> _Study material_
──────

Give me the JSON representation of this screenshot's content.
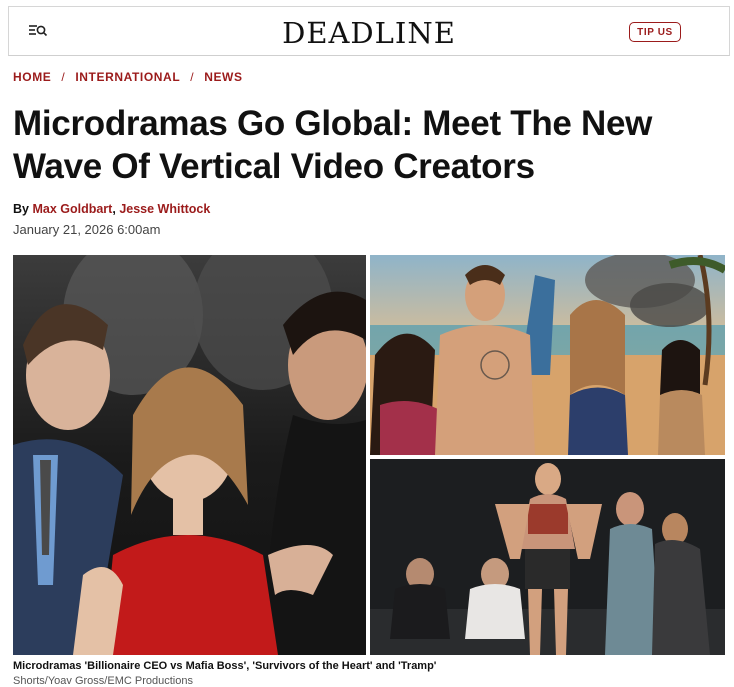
{
  "header": {
    "logo": "DEADLINE",
    "tip_label": "TIP US",
    "menu_icon": "menu-search-icon"
  },
  "breadcrumb": [
    "HOME",
    "INTERNATIONAL",
    "NEWS"
  ],
  "article": {
    "headline": "Microdramas Go Global: Meet The New Wave Of Vertical Video Creators",
    "by_prefix": "By",
    "authors": [
      "Max Goldbart",
      "Jesse Whittock"
    ],
    "author_separator": ",",
    "date": "January 21, 2026 6:00am"
  },
  "hero": {
    "caption": "Microdramas 'Billionaire CEO vs Mafia Boss', 'Survivors of the Heart' and 'Tramp'",
    "credit": "Shorts/Yoav Gross/EMC Productions"
  },
  "colors": {
    "accent": "#9b1b1b",
    "text": "#111111"
  }
}
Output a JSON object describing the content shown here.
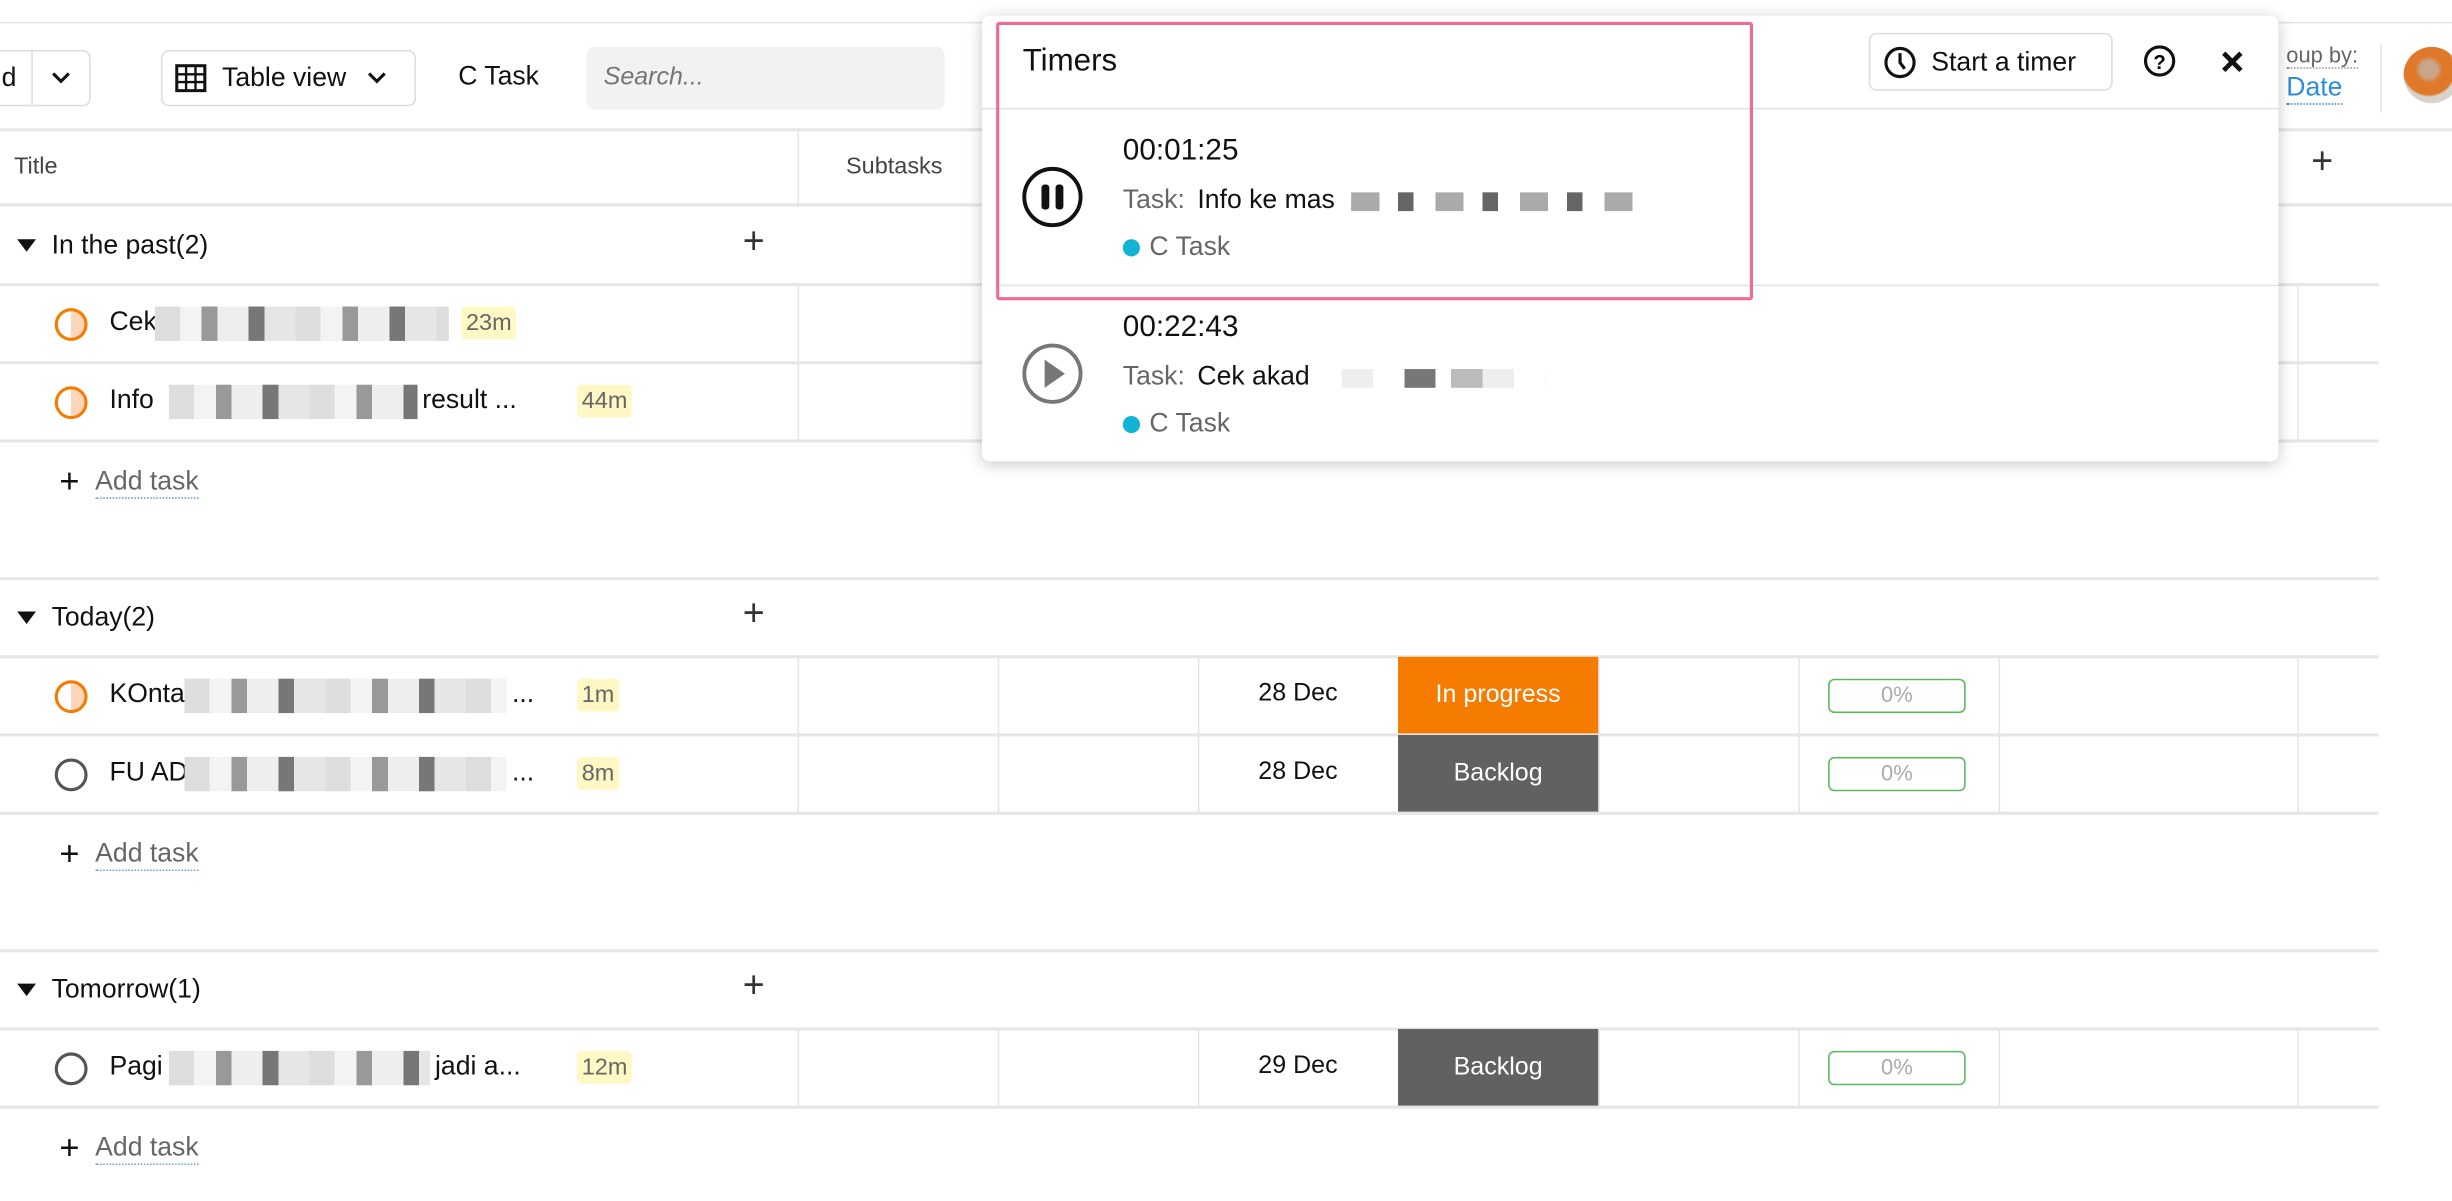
{
  "toolbar": {
    "partial_button_label": "d",
    "view_label": "Table view",
    "project_label": "C Task",
    "search_placeholder": "Search...",
    "group_by_label": "oup by:",
    "group_by_value": "Date"
  },
  "table": {
    "columns": [
      "Title",
      "Subtasks"
    ],
    "add_task_label": "Add task",
    "groups": [
      {
        "label": "In the past(2)",
        "rows": [
          {
            "prefix": "Cek",
            "suffix": "",
            "time": "23m",
            "status_type": "in-progress",
            "date": "",
            "status": "",
            "progress": ""
          },
          {
            "prefix": "Info",
            "suffix": "result ...",
            "time": "44m",
            "status_type": "in-progress",
            "date": "",
            "status": "",
            "progress": ""
          }
        ]
      },
      {
        "label": "Today(2)",
        "rows": [
          {
            "prefix": "KOnta",
            "suffix": "...",
            "time": "1m",
            "status_type": "in-progress",
            "date": "28 Dec",
            "status": "In progress",
            "progress": "0%"
          },
          {
            "prefix": "FU AD",
            "suffix": "...",
            "time": "8m",
            "status_type": "todo",
            "date": "28 Dec",
            "status": "Backlog",
            "progress": "0%"
          }
        ]
      },
      {
        "label": "Tomorrow(1)",
        "rows": [
          {
            "prefix": "Pagi",
            "suffix": "jadi a...",
            "time": "12m",
            "status_type": "todo",
            "date": "29 Dec",
            "status": "Backlog",
            "progress": "0%"
          }
        ]
      }
    ]
  },
  "colors": {
    "in_progress": "#f57c00",
    "backlog": "#616161",
    "highlight": "#ef6a96",
    "project_dot": "#11b5d3",
    "progress_border": "#5cb85c"
  },
  "timers": {
    "title": "Timers",
    "start_label": "Start a timer",
    "task_label": "Task:",
    "items": [
      {
        "elapsed": "00:01:25",
        "task": "Info ke mas",
        "project": "C Task",
        "state": "running"
      },
      {
        "elapsed": "00:22:43",
        "task": "Cek akad",
        "project": "C Task",
        "state": "paused"
      }
    ]
  }
}
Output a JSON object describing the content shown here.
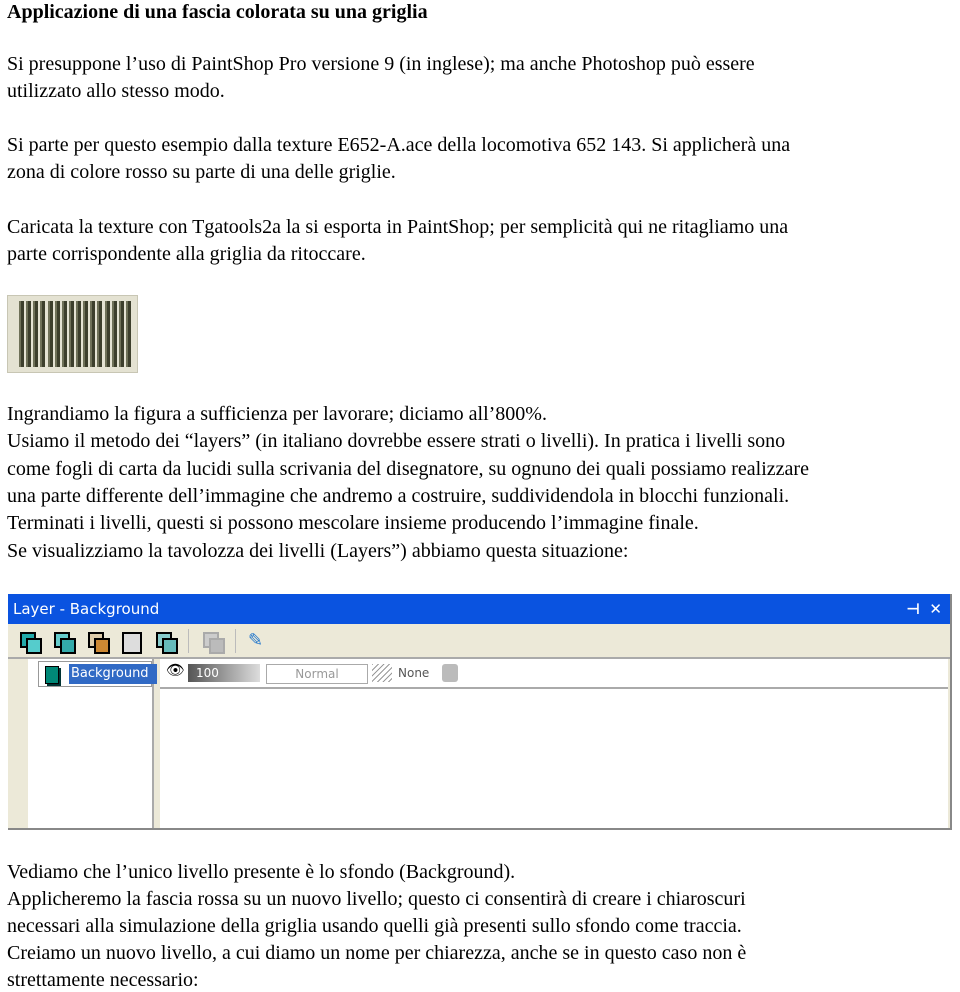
{
  "doc": {
    "title": "Applicazione di una fascia colorata su una griglia",
    "lines": [
      "Si presuppone l’uso di PaintShop Pro versione 9 (in inglese); ma anche Photoshop può essere",
      "utilizzato allo stesso modo.",
      "Si parte per questo esempio dalla texture E652-A.ace della locomotiva 652 143. Si applicherà una",
      "zona di colore rosso su parte di una delle griglie.",
      "Caricata la texture con Tgatools2a la si esporta in PaintShop; per semplicità qui ne ritagliamo una",
      "parte corrispondente alla griglia da ritoccare.",
      "Ingrandiamo la figura a sufficienza per lavorare; diciamo all’800%.",
      "Usiamo il metodo dei “layers” (in italiano dovrebbe essere strati o livelli). In pratica i livelli sono",
      "come fogli di carta da lucidi sulla scrivania del disegnatore, su ognuno dei quali possiamo realizzare",
      "una parte differente dell’immagine che andremo a costruire, suddividendola in blocchi funzionali.",
      "Terminati i livelli, questi si possono mescolare insieme producendo l’immagine finale.",
      "Se visualizziamo la tavolozza dei livelli (Layers”) abbiamo questa situazione:",
      "Vediamo che l’unico livello presente è lo sfondo (Background).",
      "Applicheremo la fascia rossa su un nuovo livello; questo ci consentirà di creare i chiaroscuri",
      "necessari alla simulazione della griglia usando quelli già presenti sullo sfondo come traccia.",
      "Creiamo un nuovo livello, a cui diamo un nome per chiarezza, anche se in questo caso non è",
      "strettamente necessario:"
    ]
  },
  "palette": {
    "title": "Layer - Background",
    "pin": "⊣",
    "close": "✕",
    "layer_name": "Background",
    "opacity": "100",
    "blend_mode": "Normal",
    "mask": "None",
    "eye": "👁",
    "colors": {
      "titlebar": "#0a53e0",
      "selection": "#316ac5"
    }
  }
}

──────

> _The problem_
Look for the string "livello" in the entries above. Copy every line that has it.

> _Answer below_
      "Vediamo che l’unico livello presente è lo sfondo (Background).",
      "Applicheremo la fascia rossa su un nuovo livello; questo ci consentirà di creare i chiaroscuri",
      "Creiamo un nuovo livello, a cui diamo un nome per chiarezza, anche se in questo caso non è",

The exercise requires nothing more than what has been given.